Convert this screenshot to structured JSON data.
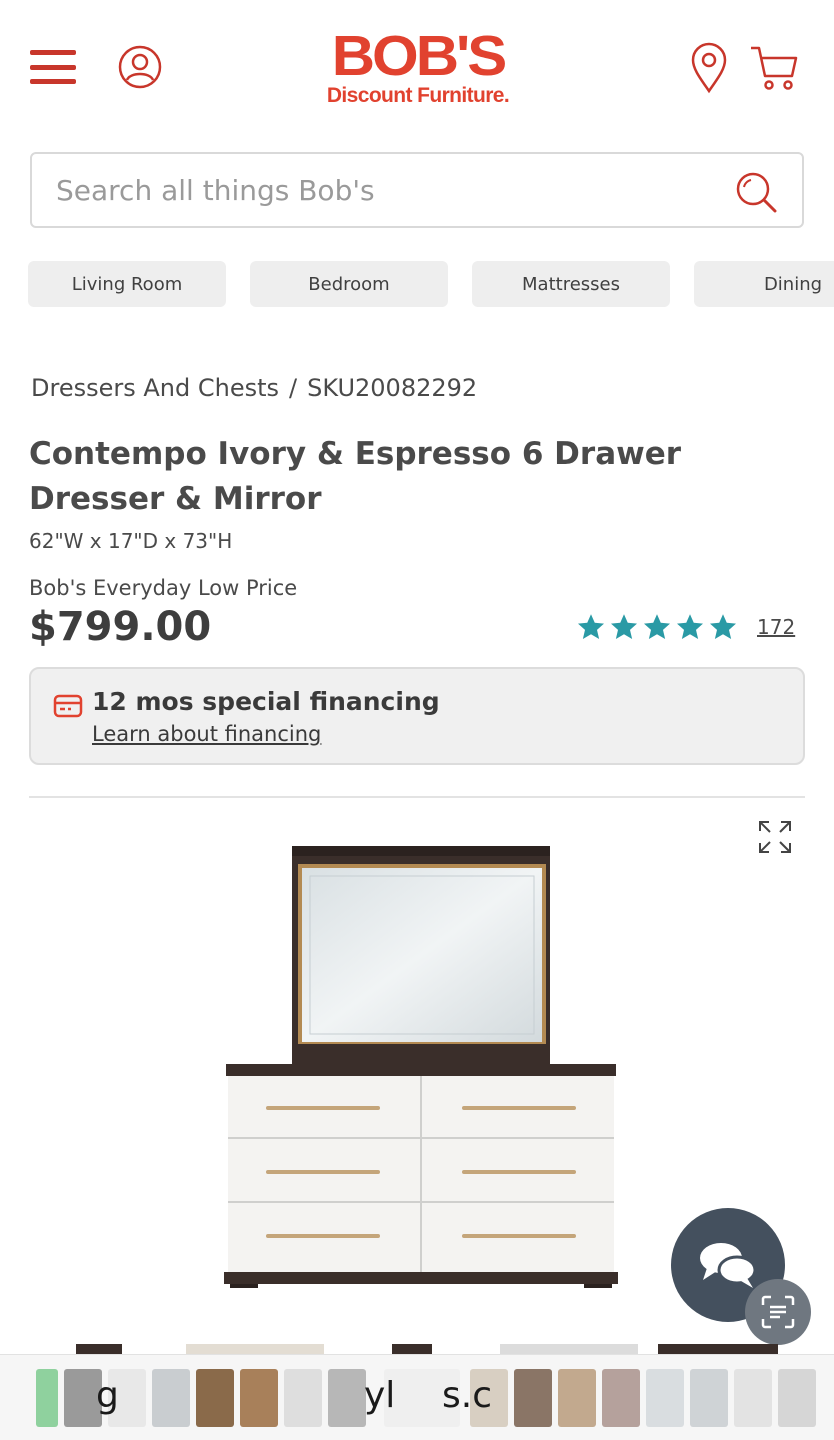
{
  "header": {
    "logo_main": "BOB'S",
    "logo_sub": "Discount Furniture.",
    "brand_color": "#e1422f"
  },
  "search": {
    "placeholder": "Search all things Bob's"
  },
  "categories": [
    "Living Room",
    "Bedroom",
    "Mattresses",
    "Dining"
  ],
  "breadcrumb": {
    "category": "Dressers And Chests",
    "separator": "/",
    "sku": "SKU20082292"
  },
  "product": {
    "title": "Contempo Ivory & Espresso 6 Drawer Dresser & Mirror",
    "dimensions": "62\"W x 17\"D x 73\"H",
    "price_label": "Bob's Everyday Low Price",
    "price": "$799.00",
    "rating": 5,
    "rating_max": 5,
    "review_count": "172",
    "star_color": "#2a9aa5"
  },
  "financing": {
    "title": "12 mos special financing",
    "link": "Learn about financing"
  },
  "tray": {
    "text_fragments": [
      "g",
      "yl",
      "s.c"
    ]
  }
}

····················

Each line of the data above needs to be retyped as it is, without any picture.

#### RESULT FOR THIS EXERCISE
Convert this screenshot to structured JSON data.
{
  "header": {
    "logo_main": "BOB'S",
    "logo_sub": "Discount Furniture.",
    "brand_color": "#e1422f"
  },
  "search": {
    "placeholder": "Search all things Bob's"
  },
  "categories": [
    "Living Room",
    "Bedroom",
    "Mattresses",
    "Dining"
  ],
  "breadcrumb": {
    "category": "Dressers And Chests",
    "separator": "/",
    "sku": "SKU20082292"
  },
  "product": {
    "title": "Contempo Ivory & Espresso 6 Drawer Dresser & Mirror",
    "dimensions": "62\"W x 17\"D x 73\"H",
    "price_label": "Bob's Everyday Low Price",
    "price": "$799.00",
    "rating": 5,
    "rating_max": 5,
    "review_count": "172",
    "star_color": "#2a9aa5"
  },
  "financing": {
    "title": "12 mos special financing",
    "link": "Learn about financing"
  },
  "tray": {
    "text_fragments": [
      "g",
      "yl",
      "s.c"
    ]
  }
}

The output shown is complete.